Last week, during the increasingly gruesome Tigers-Yankees ALCS, TBS analyst John Smoltz got a burr in his bonnet. I’m not sure precisely what was going on in the game, but something came up that got Smoltz thinking about sabermetrics. At least I think it was sabermetrics; he could barely stand to even mouth the word.
It went something like: “So … [audible snort] … there’s all these people with their … [choked-off inhale, as if he had entered the Cardinals clubhouse bathroom right after Lance Lynn had left it] … mathematics, trying to understand … [grasping of the microphone as if it is the neck of Bill James] … the game. It’s … it’s just …” I don’t have the exact quote right, mostly because it was hard to hear Smoltz through the blood vessels bursting and his teeth grinding. As the immortal Twitter account @oldhossradbourn succinctly summarized, “‘Sabermetrics? What’s next? Marrying an animal?’ - J. Smoltz.”
... And look: This is not simply just some nerd complaining that the people on the TV aren’t using his nerd states. (It is that; it’s just not simply that.) This is how baseball is being played and discussed and assessed in the year 2012. By the front offices, by the arbitrators, by the people making all the decisions … heck, increasingly, by the players themselves. This is simply television doing a poor job of describing what we are watching. It’s the trading of reality for John Kruk and Mitch Williams to hang out with their friends and be paid for it.
This is going to take time.
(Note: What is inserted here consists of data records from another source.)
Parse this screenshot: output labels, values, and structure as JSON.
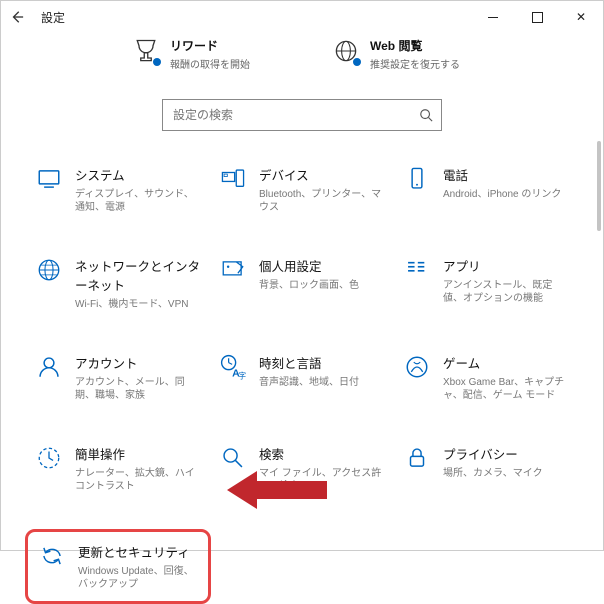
{
  "window": {
    "title": "設定"
  },
  "top": {
    "rewards": {
      "title": "リワード",
      "desc": "報酬の取得を開始"
    },
    "web": {
      "title": "Web 閲覧",
      "desc": "推奨設定を復元する"
    }
  },
  "search": {
    "placeholder": "設定の検索"
  },
  "categories": {
    "system": {
      "title": "システム",
      "desc": "ディスプレイ、サウンド、通知、電源"
    },
    "devices": {
      "title": "デバイス",
      "desc": "Bluetooth、プリンター、マウス"
    },
    "phone": {
      "title": "電話",
      "desc": "Android、iPhone のリンク"
    },
    "network": {
      "title": "ネットワークとインターネット",
      "desc": "Wi-Fi、機内モード、VPN"
    },
    "personal": {
      "title": "個人用設定",
      "desc": "背景、ロック画面、色"
    },
    "apps": {
      "title": "アプリ",
      "desc": "アンインストール、既定値、オプションの機能"
    },
    "accounts": {
      "title": "アカウント",
      "desc": "アカウント、メール、同期、職場、家族"
    },
    "time": {
      "title": "時刻と言語",
      "desc": "音声認識、地域、日付"
    },
    "gaming": {
      "title": "ゲーム",
      "desc": "Xbox Game Bar、キャプチャ、配信、ゲーム モード"
    },
    "ease": {
      "title": "簡単操作",
      "desc": "ナレーター、拡大鏡、ハイコントラスト"
    },
    "searchc": {
      "title": "検索",
      "desc": "マイ ファイル、アクセス許可の検索"
    },
    "privacy": {
      "title": "プライバシー",
      "desc": "場所、カメラ、マイク"
    },
    "update": {
      "title": "更新とセキュリティ",
      "desc": "Windows Update、回復、バックアップ"
    }
  }
}
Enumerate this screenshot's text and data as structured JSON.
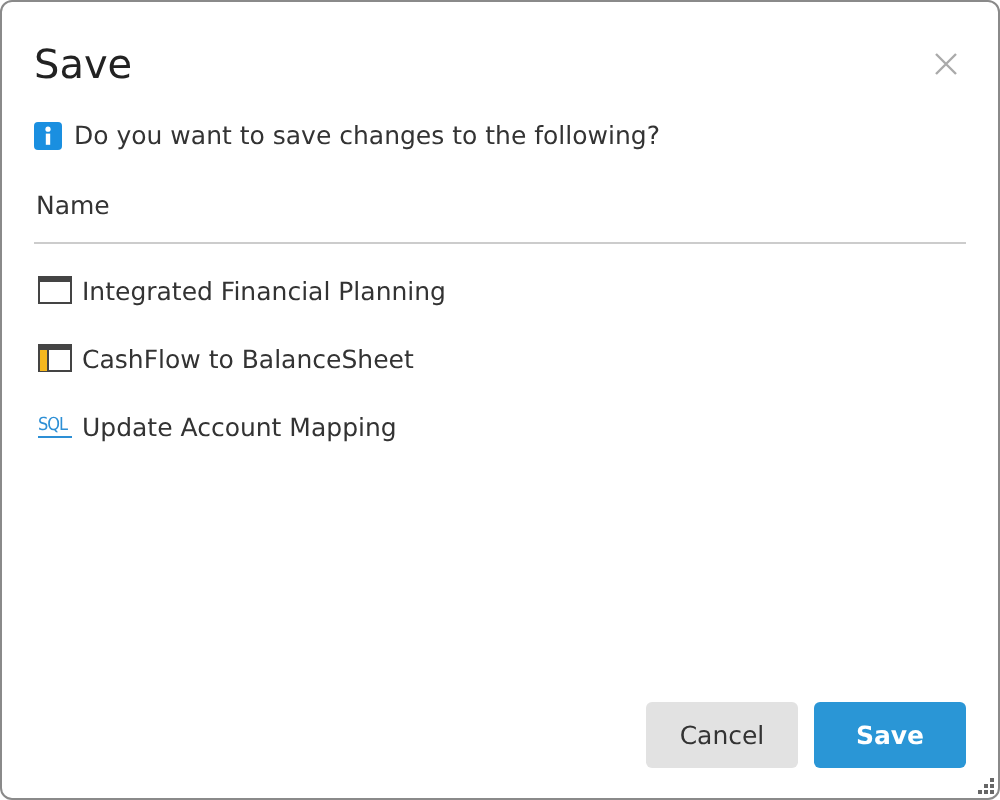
{
  "dialog": {
    "title": "Save",
    "message": "Do you want to save changes to the following?"
  },
  "list": {
    "column": "Name",
    "items": [
      {
        "kind": "view",
        "label": "Integrated Financial Planning"
      },
      {
        "kind": "sheet",
        "label": "CashFlow to BalanceSheet"
      },
      {
        "kind": "sql",
        "icon_text": "SQL",
        "label": "Update Account Mapping"
      }
    ]
  },
  "buttons": [
    {
      "kind": "secondary",
      "label": "Cancel"
    },
    {
      "kind": "primary",
      "label": "Save"
    }
  ]
}
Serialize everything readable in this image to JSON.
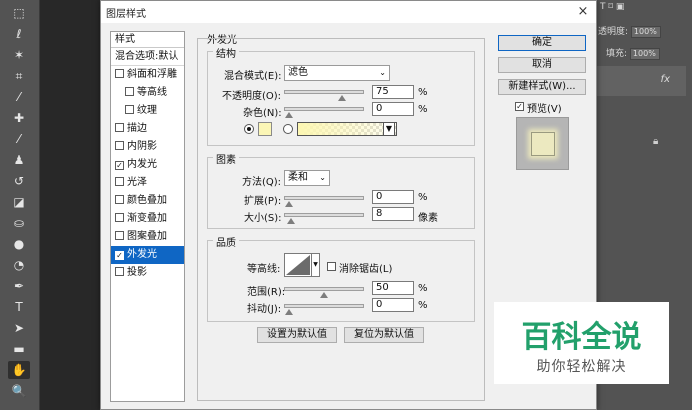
{
  "toolbar": {
    "tools": [
      {
        "icon": "marquee-icon",
        "glyph": "⬚"
      },
      {
        "icon": "lasso-icon",
        "glyph": "ℓ"
      },
      {
        "icon": "magic-wand-icon",
        "glyph": "✶"
      },
      {
        "icon": "crop-icon",
        "glyph": "⌗"
      },
      {
        "icon": "eyedropper-icon",
        "glyph": "⁄"
      },
      {
        "icon": "healing-brush-icon",
        "glyph": "✚"
      },
      {
        "icon": "brush-icon",
        "glyph": "⁄"
      },
      {
        "icon": "stamp-icon",
        "glyph": "♟"
      },
      {
        "icon": "history-brush-icon",
        "glyph": "↺"
      },
      {
        "icon": "eraser-icon",
        "glyph": "◪"
      },
      {
        "icon": "bucket-icon",
        "glyph": "⛀"
      },
      {
        "icon": "blur-icon",
        "glyph": "●"
      },
      {
        "icon": "dodge-icon",
        "glyph": "◔"
      },
      {
        "icon": "pen-icon",
        "glyph": "✒"
      },
      {
        "icon": "type-icon",
        "glyph": "T"
      },
      {
        "icon": "path-select-icon",
        "glyph": "➤"
      },
      {
        "icon": "rectangle-icon",
        "glyph": "▬"
      },
      {
        "icon": "hand-icon",
        "glyph": "✋"
      },
      {
        "icon": "zoom-icon",
        "glyph": "🔍"
      }
    ]
  },
  "right_panel": {
    "opacity_label": "透明度:",
    "opacity_value": "100%",
    "fill_label": "填充:",
    "fill_value": "100%",
    "fx": "fx"
  },
  "dialog": {
    "title": "图层样式",
    "close": "×",
    "styles_header": "样式",
    "blend_options": "混合选项:默认",
    "styles": [
      {
        "label": "斜面和浮雕",
        "checked": false,
        "indent": false,
        "selected": false
      },
      {
        "label": "等高线",
        "checked": false,
        "indent": true,
        "selected": false
      },
      {
        "label": "纹理",
        "checked": false,
        "indent": true,
        "selected": false
      },
      {
        "label": "描边",
        "checked": false,
        "indent": false,
        "selected": false
      },
      {
        "label": "内阴影",
        "checked": false,
        "indent": false,
        "selected": false
      },
      {
        "label": "内发光",
        "checked": true,
        "indent": false,
        "selected": false
      },
      {
        "label": "光泽",
        "checked": false,
        "indent": false,
        "selected": false
      },
      {
        "label": "颜色叠加",
        "checked": false,
        "indent": false,
        "selected": false
      },
      {
        "label": "渐变叠加",
        "checked": false,
        "indent": false,
        "selected": false
      },
      {
        "label": "图案叠加",
        "checked": false,
        "indent": false,
        "selected": false
      },
      {
        "label": "外发光",
        "checked": true,
        "indent": false,
        "selected": true
      },
      {
        "label": "投影",
        "checked": false,
        "indent": false,
        "selected": false
      }
    ],
    "section_title": "外发光",
    "structure": {
      "label": "结构",
      "blend_mode_label": "混合模式(E):",
      "blend_mode_value": "滤色",
      "opacity_label": "不透明度(O):",
      "opacity_value": "75",
      "opacity_fraction": 0.75,
      "noise_label": "杂色(N):",
      "noise_value": "0",
      "noise_fraction": 0,
      "percent": "%",
      "glow_color": "#fbf6b6"
    },
    "elements": {
      "label": "图素",
      "technique_label": "方法(Q):",
      "technique_value": "柔和",
      "spread_label": "扩展(P):",
      "spread_value": "0",
      "spread_fraction": 0,
      "size_label": "大小(S):",
      "size_value": "8",
      "size_fraction": 0.032,
      "percent": "%",
      "px_unit": "像素"
    },
    "quality": {
      "label": "品质",
      "contour_label": "等高线:",
      "anti_alias_label": "消除锯齿(L)",
      "range_label": "范围(R):",
      "range_value": "50",
      "range_fraction": 0.5,
      "jitter_label": "抖动(J):",
      "jitter_value": "0",
      "jitter_fraction": 0,
      "percent": "%"
    },
    "make_default": "设置为默认值",
    "reset_default": "复位为默认值",
    "ok": "确定",
    "cancel": "取消",
    "new_style": "新建样式(W)...",
    "preview_label": "预览(V)",
    "preview_checked": true
  },
  "watermark": {
    "title": "百科全说",
    "subtitle": "助你轻松解决"
  }
}
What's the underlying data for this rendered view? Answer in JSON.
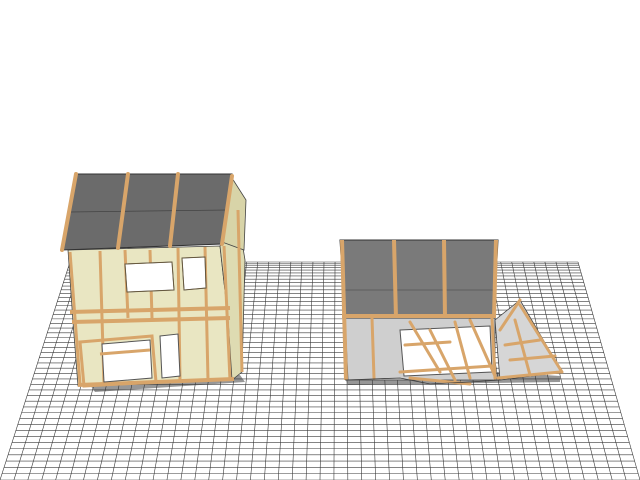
{
  "scene": {
    "background_color": "#ffffff",
    "ground": {
      "type": "perspective-grid",
      "line_color": "#3a3a3a",
      "surface_color": "#ffffff"
    },
    "houses": [
      {
        "id": "left",
        "state": "two-storey frame, partial wall damage",
        "wall_color": "#e9e6c2",
        "roof_color": "#6b6b6b",
        "timber_color": "#d8a56a"
      },
      {
        "id": "right",
        "state": "single-storey frame, collapsed walls",
        "wall_color": "#cfcfcf",
        "roof_color": "#7a7a7a",
        "timber_color": "#d8a56a"
      }
    ]
  }
}
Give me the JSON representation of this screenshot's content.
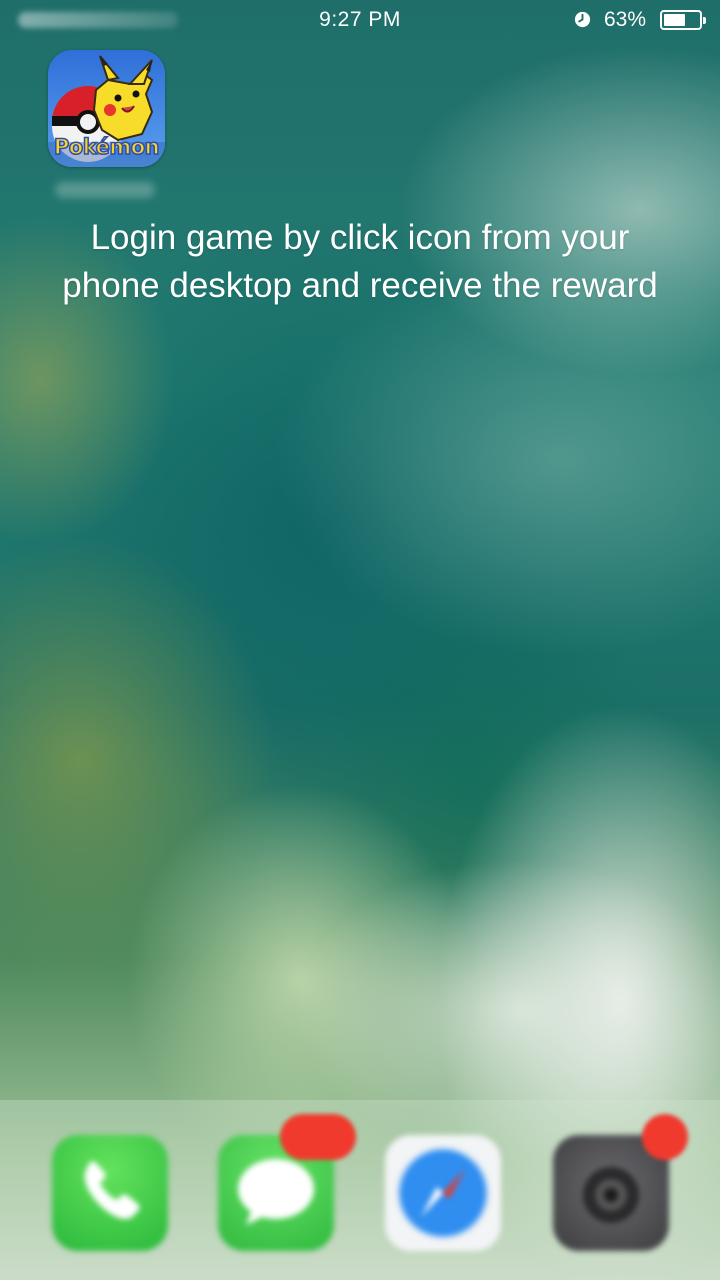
{
  "status_bar": {
    "time": "9:27 PM",
    "battery_percent_label": "63%",
    "battery_level": 0.63,
    "alarm_icon": "alarm-clock-icon"
  },
  "home_screen": {
    "app_icon": {
      "name_on_icon": "Pokémon",
      "icon": "pokemon-pikachu-app-icon"
    },
    "hint_line_1": "Login game by click icon from your",
    "hint_line_2": "phone desktop and receive the reward"
  },
  "dock": {
    "apps": [
      {
        "icon": "phone-icon"
      },
      {
        "icon": "messages-icon"
      },
      {
        "icon": "safari-icon"
      },
      {
        "icon": "camera-icon"
      }
    ]
  },
  "colors": {
    "badge": "#f03a2e",
    "text": "#ffffff"
  }
}
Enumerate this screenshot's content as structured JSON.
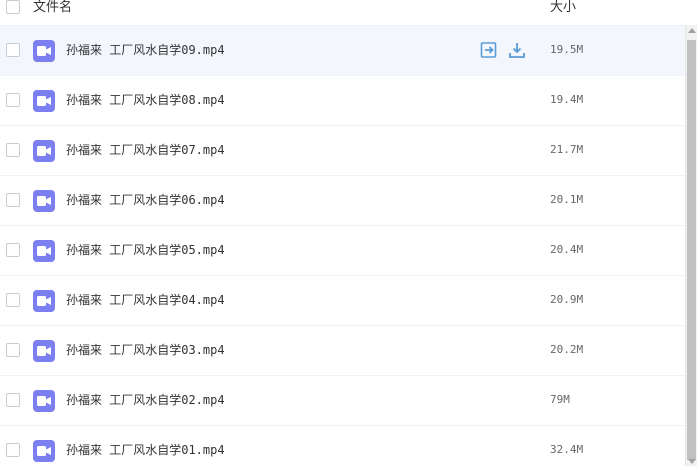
{
  "header": {
    "name_label": "文件名",
    "size_label": "大小"
  },
  "icons": {
    "file": "video-file-icon",
    "share": "share-icon",
    "download": "download-icon",
    "file_color": "#7b7ff0",
    "action_color": "#5b9bd5"
  },
  "rows": [
    {
      "name": "孙福来 工厂风水自学09.mp4",
      "size": "19.5M"
    },
    {
      "name": "孙福来 工厂风水自学08.mp4",
      "size": "19.4M"
    },
    {
      "name": "孙福来 工厂风水自学07.mp4",
      "size": "21.7M"
    },
    {
      "name": "孙福来 工厂风水自学06.mp4",
      "size": "20.1M"
    },
    {
      "name": "孙福来 工厂风水自学05.mp4",
      "size": "20.4M"
    },
    {
      "name": "孙福来 工厂风水自学04.mp4",
      "size": "20.9M"
    },
    {
      "name": "孙福来 工厂风水自学03.mp4",
      "size": "20.2M"
    },
    {
      "name": "孙福来 工厂风水自学02.mp4",
      "size": "79M"
    },
    {
      "name": "孙福来 工厂风水自学01.mp4",
      "size": "32.4M"
    }
  ]
}
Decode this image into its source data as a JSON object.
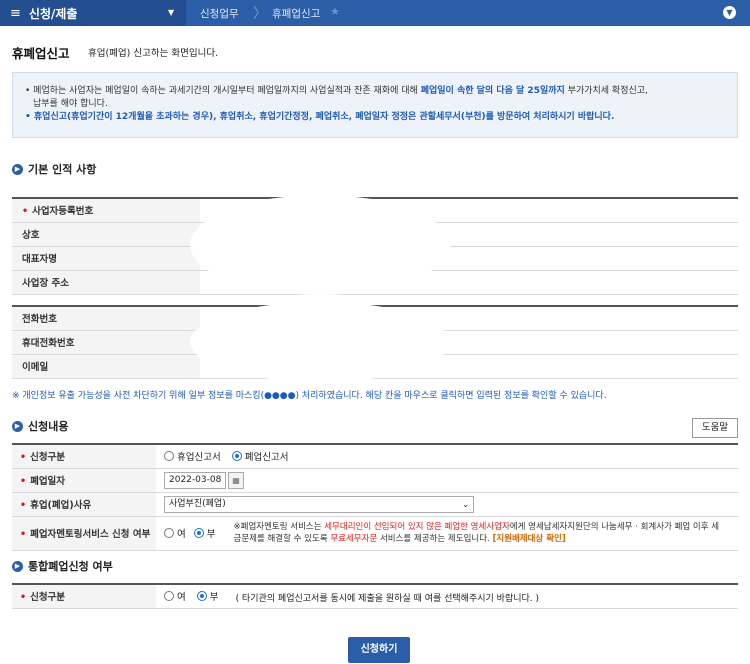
{
  "topbar": {
    "menu_label": "신청/제출",
    "crumb1": "신청업무",
    "crumb2": "휴폐업신고"
  },
  "page": {
    "title": "휴폐업신고",
    "subtitle": "휴업(폐업) 신고하는 화면입니다."
  },
  "notice": {
    "line1_a": "폐업하는 사업자는 폐업일이 속하는 과세기간의 개시일부터 폐업일까지의 사업실적과 잔존 재화에 대해 ",
    "line1_b": "폐업일이 속한 달의 다음 달 25일까지",
    "line1_c": " 부가가치세 확정신고,",
    "line1_d": "납부를 해야 합니다.",
    "line2": "휴업신고(휴업기간이 12개월을 초과하는 경우), 휴업취소, 휴업기간정정, 폐업취소, 폐업일자 정정은 관할세무서(부천)를 방문하여 처리하시기 바랍니다."
  },
  "basic_section": {
    "title": "기본 인적 사항",
    "rows1": [
      "사업자등록번호",
      "상호",
      "대표자명",
      "사업장 주소"
    ],
    "rows2": [
      "전화번호",
      "휴대전화번호",
      "이메일"
    ]
  },
  "mask_note": "※ 개인정보 유출 가능성을 사전 차단하기 위해 일부 정보를 마스킹(●●●●) 처리하였습니다. 해당 칸을 마우스로 클릭하면 입력된 정보를 확인할 수 있습니다.",
  "request_section": {
    "title": "신청내용",
    "help": "도움말",
    "type_label": "신청구분",
    "type_opt1": "휴업신고서",
    "type_opt2": "폐업신고서",
    "date_label": "폐업일자",
    "date_value": "2022-03-08",
    "reason_label": "휴업(폐업)사유",
    "reason_value": "사업부진(폐업)",
    "mentor_label": "폐업자멘토링서비스 신청 여부",
    "yes": "여",
    "no": "부",
    "mentor_note_a": "※폐업자멘토링 서비스는 ",
    "mentor_note_b": "세무대리인이 선임되어 있지 않은 폐업한 영세사업자",
    "mentor_note_c": "에게 영세납세자지원단의 나눔세무 · 회계사가 폐업 이후 세금문제를 해결할 수 있도록 ",
    "mentor_note_d": "무료세무자문",
    "mentor_note_e": " 서비스를 제공하는 제도입니다. ",
    "mentor_note_f": "[지원배제대상 확인]"
  },
  "merge_section": {
    "title": "통합폐업신청 여부",
    "label": "신청구분",
    "yes": "여",
    "no": "부",
    "note": "( 타기관의 폐업신고서를 동시에 제출을 원하실 때 여를 선택해주시기 바랍니다. )"
  },
  "submit_label": "신청하기"
}
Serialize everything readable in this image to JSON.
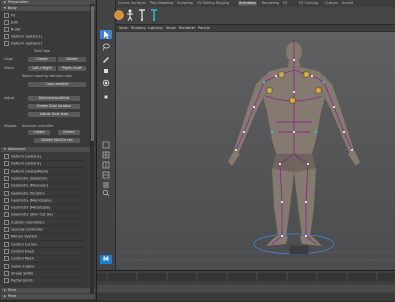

Four years ago, you’d never see a player’s slash-line and a starter’s pitch count shown on broadcasts; they’re regular features now. Pitch-f/x data and Hit-f/x data are too impressive technological breakthroughs not to be used on broadcasts. Many younger broadcasters are embracing the data as a way of breaking through to an audience that’s hungry for something more than the old broadcasting tropes.
But we’re not there yet.
Maybe someday we’ll have a broadcaster describe the way baseball is being played, managed and evaluated without, you know, spitting the words at us as if they were venom. A fan can dream.